Nabozny said while being a child care provider is rewarding… it isn’t easy.
“You’re spending time with young children, watching them grow and develop and providing support to these children and their families…but it is demanding. Taking care of a number of small children every day can be pretty grueling,” he said.
The average starting pay for providers is also around $12 to $13.50 an hour.
“These childcare centers can only charge what parents can afford up to a certain point and so if they charge more money than they lose families, but they’re having a hard time affording to pay their employees the amount that they really deserve,” Nabozny said.
“It’s a real failure of our system overall to primarily rely on parents of young children to bear the entire cost of the care for those kids while they’re at work. A lot of other countries in Europe and elsewhere… there’s more government support for childcare programs, much like you’d have with the K 12 school system here.”
Pier said some workers have expressed they don’t want to get vaccinated, or don’t feel comfortable working with the coronavirus. But he also said he believes there is a lack of respect for the services child can providers offer for families.
“Our providers.. they are teachers, they are educators, they are caretakers. But a lot of times I think that society looks at those positions as not as important without childcare, we can’t take care of our kids, we can’t get the economy going. Again, we can’t get back to work,” Pier said.
“This is an incredibly important career. It’s something that we need to prioritize, that someone should be able to make a living as a childcare worker, as an educator of young children,” Nabozny said.
The federal government recently allocated millions of dollars in grant money to New York to help child care centers stay open during the pandemic. Pier said that money has been helpful locally.
“Just in Monroe County, it has brought in over $25 million dollars to date, just over the last two months. And in our region, which our region that we service is Livingston and Wayne County as well, and in both of those counties, approximately 2 million each. So you’re looking at about $29 million dollars has been allocated just for childcare providers in this three county region,” Pier said.

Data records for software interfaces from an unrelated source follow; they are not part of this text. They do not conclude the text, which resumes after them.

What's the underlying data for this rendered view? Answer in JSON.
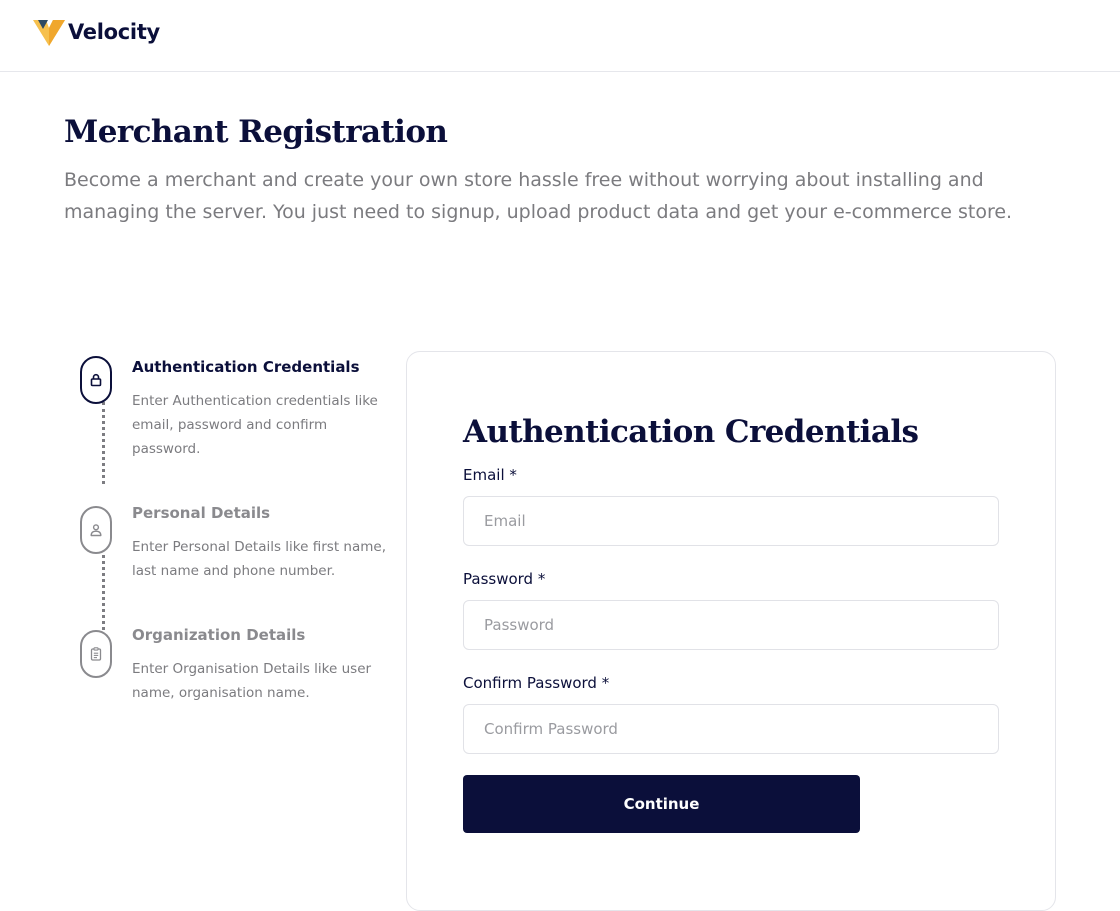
{
  "header": {
    "brand_name": "Velocity",
    "logo_colors": {
      "light": "#f6c04d",
      "main": "#f0a72d",
      "dark": "#2e4a63"
    }
  },
  "page": {
    "title": "Merchant Registration",
    "description": "Become a merchant and create your own store hassle free without worrying about installing and managing the server. You just need to signup, upload product data and get your e-commerce store."
  },
  "steps": [
    {
      "title": "Authentication Credentials",
      "description": "Enter Authentication credentials like email, password and confirm password.",
      "icon": "lock-icon",
      "active": true
    },
    {
      "title": "Personal Details",
      "description": "Enter Personal Details like first name, last name and phone number.",
      "icon": "user-icon",
      "active": false
    },
    {
      "title": "Organization Details",
      "description": "Enter Organisation Details like user name, organisation name.",
      "icon": "clipboard-icon",
      "active": false
    }
  ],
  "form": {
    "title": "Authentication Credentials",
    "email": {
      "label": "Email *",
      "placeholder": "Email",
      "value": ""
    },
    "password": {
      "label": "Password *",
      "placeholder": "Password",
      "value": ""
    },
    "confirm_password": {
      "label": "Confirm Password *",
      "placeholder": "Confirm Password",
      "value": ""
    },
    "continue_label": "Continue"
  },
  "colors": {
    "primary": "#0b0f3a",
    "muted_text": "#7b7b7f",
    "border": "#e1e2e7"
  }
}
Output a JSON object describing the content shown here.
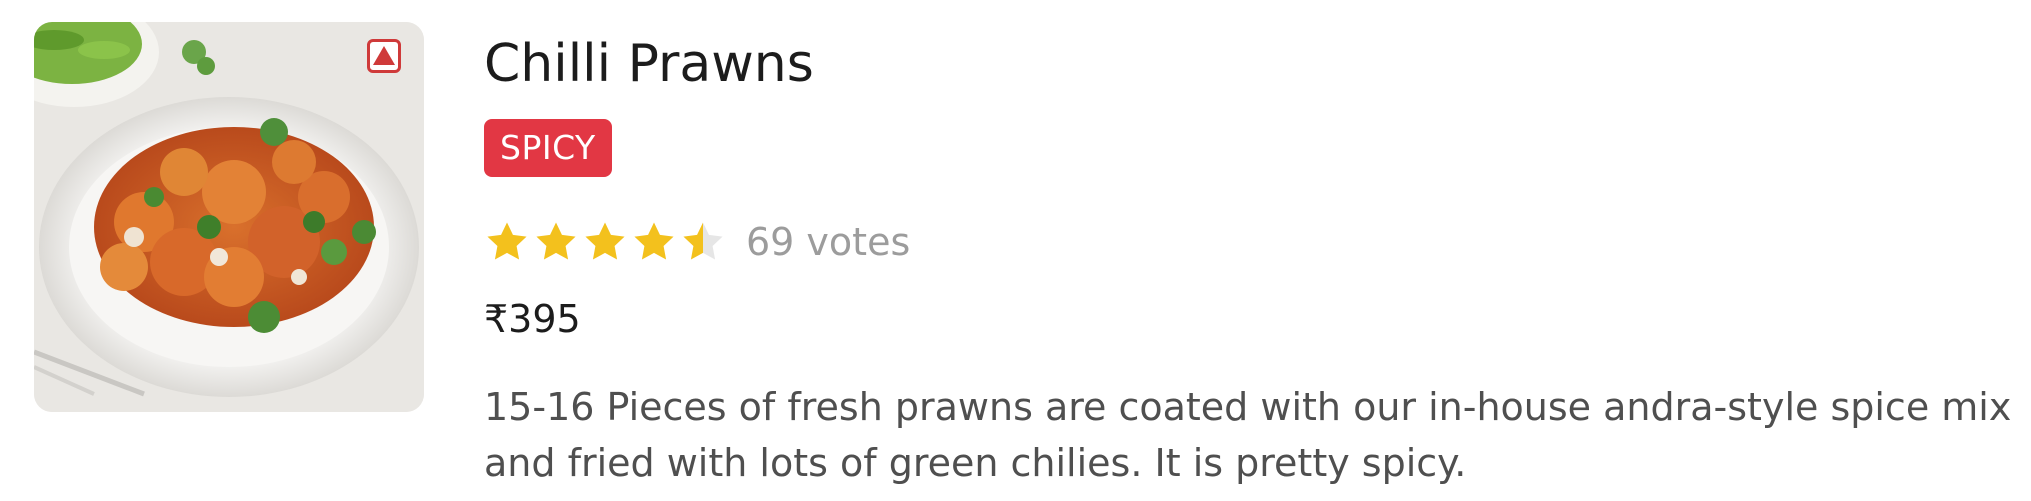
{
  "dish": {
    "image_alt": "Chilli Prawns dish photo",
    "nonveg_indicator": "non-veg-indicator-icon",
    "name": "Chilli Prawns",
    "tag": "SPICY",
    "rating": 4.5,
    "rating_max": 5,
    "votes_text": "69 votes",
    "price": "₹395",
    "description": "15-16 Pieces of fresh prawns are coated with our in-house andra-style spice mix and fried with lots of green chilies. It is pretty spicy."
  },
  "colors": {
    "tag_background": "#e23744",
    "star_filled": "#f3c11d",
    "star_empty": "#e6e6e6",
    "nonveg_indicator": "#cf3a3a",
    "votes_text": "#9c9c9c"
  }
}
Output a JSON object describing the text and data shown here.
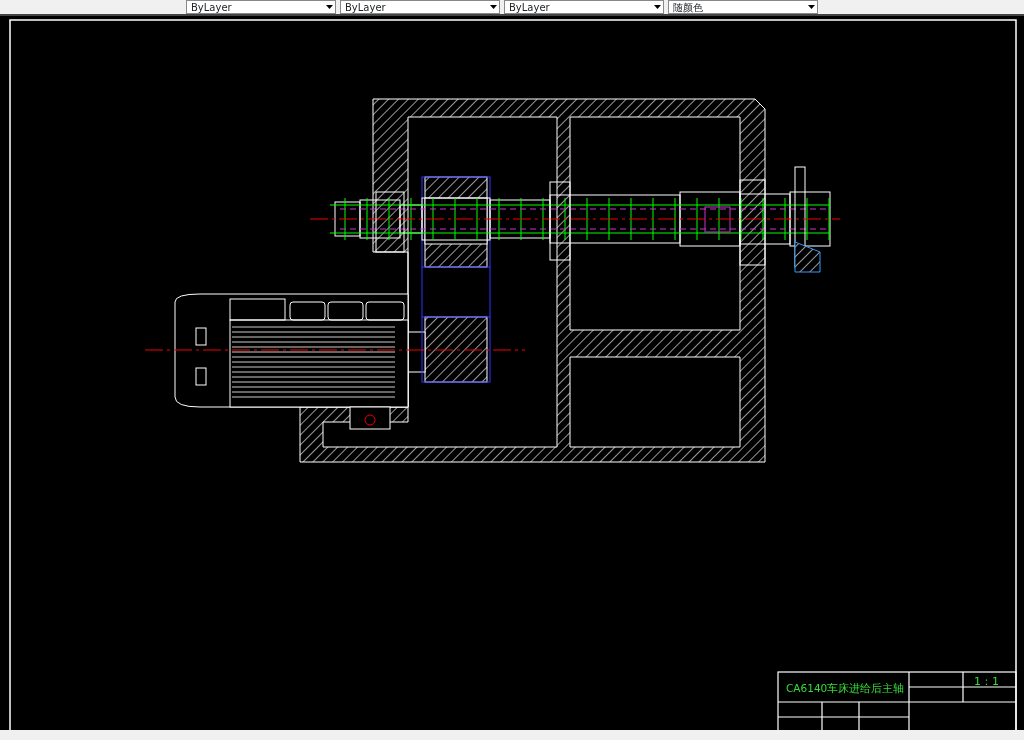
{
  "toolbar": {
    "dropdowns": [
      {
        "value": "ByLayer"
      },
      {
        "value": "ByLayer"
      },
      {
        "value": "ByLayer"
      },
      {
        "value": "随颜色"
      }
    ]
  },
  "drawing": {
    "title_block": {
      "title": "CA6140车床进给后主轴",
      "scale": "1：1"
    }
  }
}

However, the money is only available for 6 month. Nabozny and Pier both hope the government continues to provide some kind of support for centers.
“It would be great if the state could find some way to continue a version of that stabilization program. So that province could offer slightly higher wages permanently or give people raises as opposed to like a retention bonus or a hiring bonus,” Nabozny said.
For those looking for child care, The Children’s Agenda and Child Care Council encourage people to call them.
Pier also said it’s helpful if families are thinking ahead, joining waitlists, and speaking to directors about the best care available for them.
To reach The Children’s Agenda, you can call (585) 256-2620. The Child Care Council can be reached at 585-654-4720.